We decide to treat ourselves to an early wedding anniversary and go concierge class, which allows us first choice of the St. Petersburg tours and early reservations in the Marina’s five specialty restaurants. Unlike most cruise lines, Oceania does not demand an extra charge for its specialty restaurants; only advance reservations required. The Marina is one of Oceania’s new ships, almost twice the size of the original “R-Ships” and carrying 1,250 passengers. It will be interesting to see how much of an improvement this new class size is over the smaller vessels.
Oceania books our flights, not our travel agent, and the itinerary is a surprisingly good one. We fly from Orlando to Newark with a layover of under three hours before taking Scandinavian Airlines (SAS) to Stockholm, our departure port. The return flight from Amsterdam takes us to London Gatwick and another short layover with a direct flight back to Orlando. The schedule is fine though we wish we could avoid the United Airlines flight to Newark since it wants $100 for a second bag. Especially since our other carriers, SAS and British Airways, both allow two free bags. We’re extending our trip for several days in Amsterdam after the cruise, so packing at least one extra bag for the two of us is kind of necessary.
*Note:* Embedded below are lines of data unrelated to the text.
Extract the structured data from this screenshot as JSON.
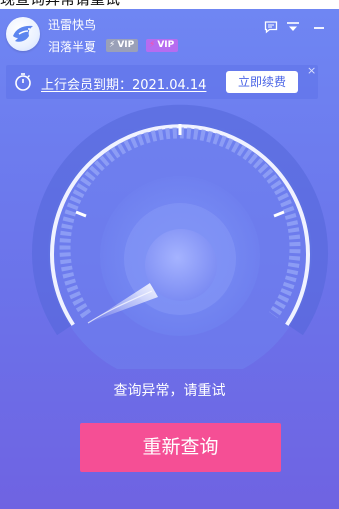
{
  "top_fragment": "现查询异常请重试",
  "header": {
    "app_name": "迅雷快鸟",
    "nickname": "泪落半夏",
    "badges": [
      {
        "text": "VIP",
        "icon": "lightning-icon",
        "color": "#9aa0b8"
      },
      {
        "text": "VIP",
        "icon": "lightning-icon",
        "color": "#b66cf0"
      }
    ],
    "controls": [
      "message-icon",
      "menu-icon",
      "minimize-icon"
    ]
  },
  "banner": {
    "expiry_text": "上行会员到期：2021.04.14",
    "renew_label": "立即续费",
    "close_glyph": "×"
  },
  "gauge": {
    "speed_value": 0
  },
  "status_text": "查询异常，请重试",
  "retry_label": "重新查询",
  "colors": {
    "accent_pink": "#f54f95",
    "background": "#6b73ea",
    "renew_text": "#4a64e6"
  }
}
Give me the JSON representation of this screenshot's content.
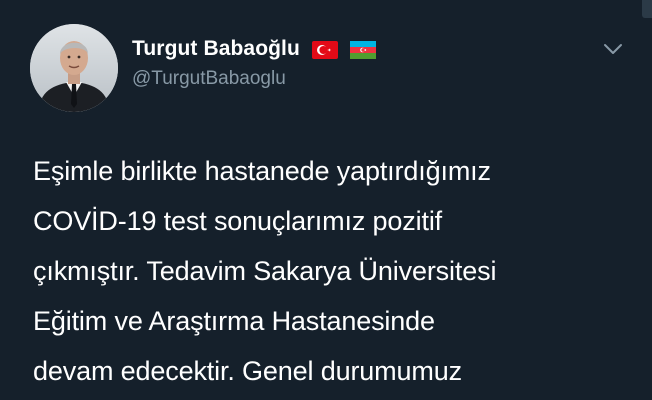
{
  "colors": {
    "background": "#15202b",
    "text_primary": "#ffffff",
    "text_secondary": "#8899a6"
  },
  "user": {
    "display_name": "Turgut Babaoğlu",
    "handle": "@TurgutBabaoglu",
    "avatar_icon": "profile-photo",
    "flags": [
      "turkey-flag-icon",
      "azerbaijan-flag-icon"
    ]
  },
  "menu": {
    "icon": "chevron-down-icon"
  },
  "tweet": {
    "lines": [
      "Eşimle birlikte hastanede yaptırdığımız",
      "COVİD-19 test sonuçlarımız pozitif",
      "çıkmıştır. Tedavim Sakarya Üniversitesi",
      "Eğitim ve Araştırma Hastanesinde",
      "devam edecektir. Genel durumumuz"
    ]
  }
}
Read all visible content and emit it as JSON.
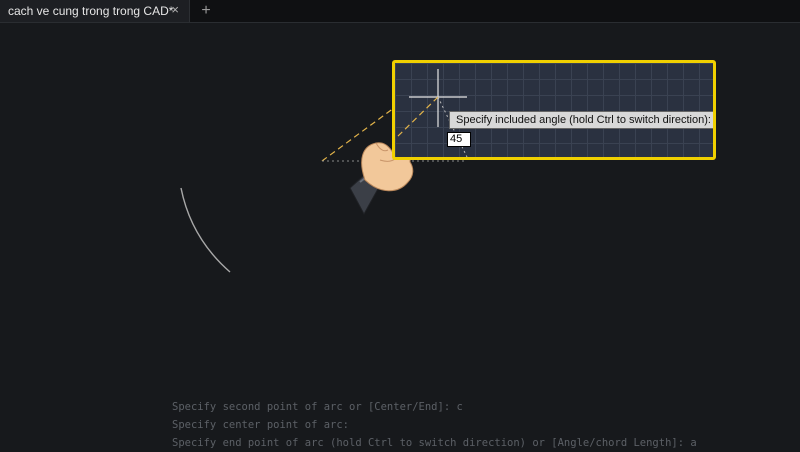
{
  "tabs": [
    {
      "label": "cach ve cung trong trong CAD*",
      "close_icon": "close-icon"
    }
  ],
  "add_tab_label": "+",
  "zoom_callout": {
    "highlight_color": "#f0d000",
    "tooltip": "Specify included angle (hold Ctrl to switch direction):",
    "input_value": "45"
  },
  "command_history": [
    "Specify second point of arc or [Center/End]: c",
    "Specify center point of arc:",
    "Specify end point of arc (hold Ctrl to switch direction) or [Angle/chord Length]: a"
  ],
  "icons": [
    "crosshair-cursor-icon",
    "pointing-hand-icon",
    "close-icon",
    "plus-icon"
  ]
}
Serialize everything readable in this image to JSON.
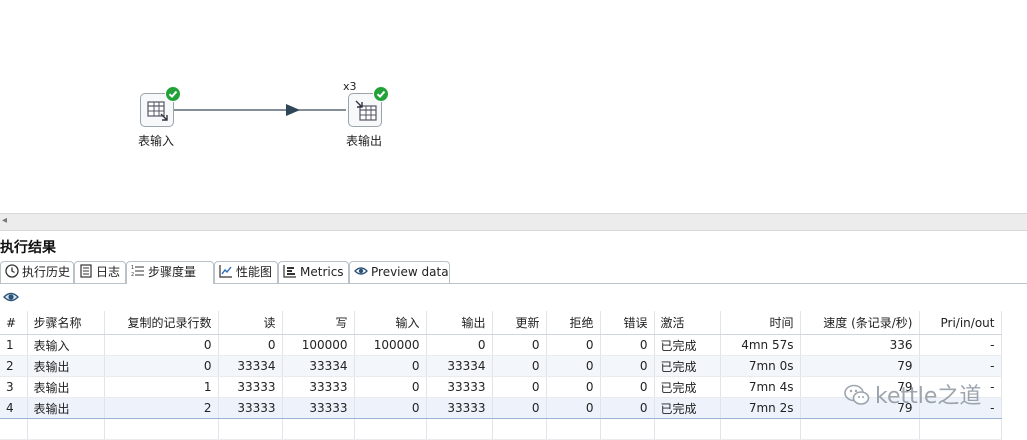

When we check in at Orlando International we encounter the usual summer crowds that often increase TSA screening lines to 30 minutes. Unexpectedly, our tickets send us to the TSA fast-track lines, which proceed quickly. This is one of the benefits of premium economy class.
Arriving at Newark, we look forward to boarding the SAS overnight flight to Stockholm. Our only previous premium economy experience was on Air New Zealand from Los Angeles to Auckland and that truly was something special. Premium economy had its own cabin, comfortable space age style seats and meal service better than the business class of some other carriers. Descriptions of SAS Premium Plus appear equally appealing.
The SAS flight begins impressively. During takeoff, SAS allows us to watch the takeoff from different views on our personal TV screens. I watch the takeoff starting from the cockpit view, switch to a rear angle as we lift off the runway and then look straight down at the area we fly over. Very nice touch. The selection of recent American movies is good, too.
But about an hour after takeoff, the SAS Premium Plus experience is not so pleasant. The seat bottom lacks any kind of padding, assuming it ever had any. It’s extremely uncomfortable. Linda says she feels like she’s sitting on a concrete slab. In addition, I find it impossible to maneuver my legs around the large left leg on the seat in front of me. That support blocks almost half of the normally available legroom, leaving no way to stretch my legs, much less place my laptop under the seat without on Linda’s leg space. I’m convinced the design engineers never tested this arrangement in real life conditions.
The evening meal choices are chicken with plain white rice or salmon with plain white rice. They’re just as bland as they sound. The run-of-the-mill airline salad, rice entrée and dessert come clustered together on the usual typical economy tray. This is nothing like SAS’ classy website description: “For dinner, there is a starter, main course (choose between two alternatives) & a good dessert with coffee or tea.” The accompanying photos are equally misleading
For the first time ever on a flight, I’m unable to sleep. Normally I can fall asleep on a bus, train and every airline until now. A mild sleeping pill doesn’t block the pain of my lead-lined seat. I read my Kindle until breakfast. Would have liked to have read SAS in-flight magazine but my overhead reading light is out. Stewardess said she would report it. Linda squirms in her seat much of the time. She also is awake most of the night.
Landing in Stockholm, and shuffling like zombies, we gladly leave SAS Premium Plus behind. We’re more than ready for our next stop. The Oceania Marina and its usual flavorful welcome aboard lunch buffet.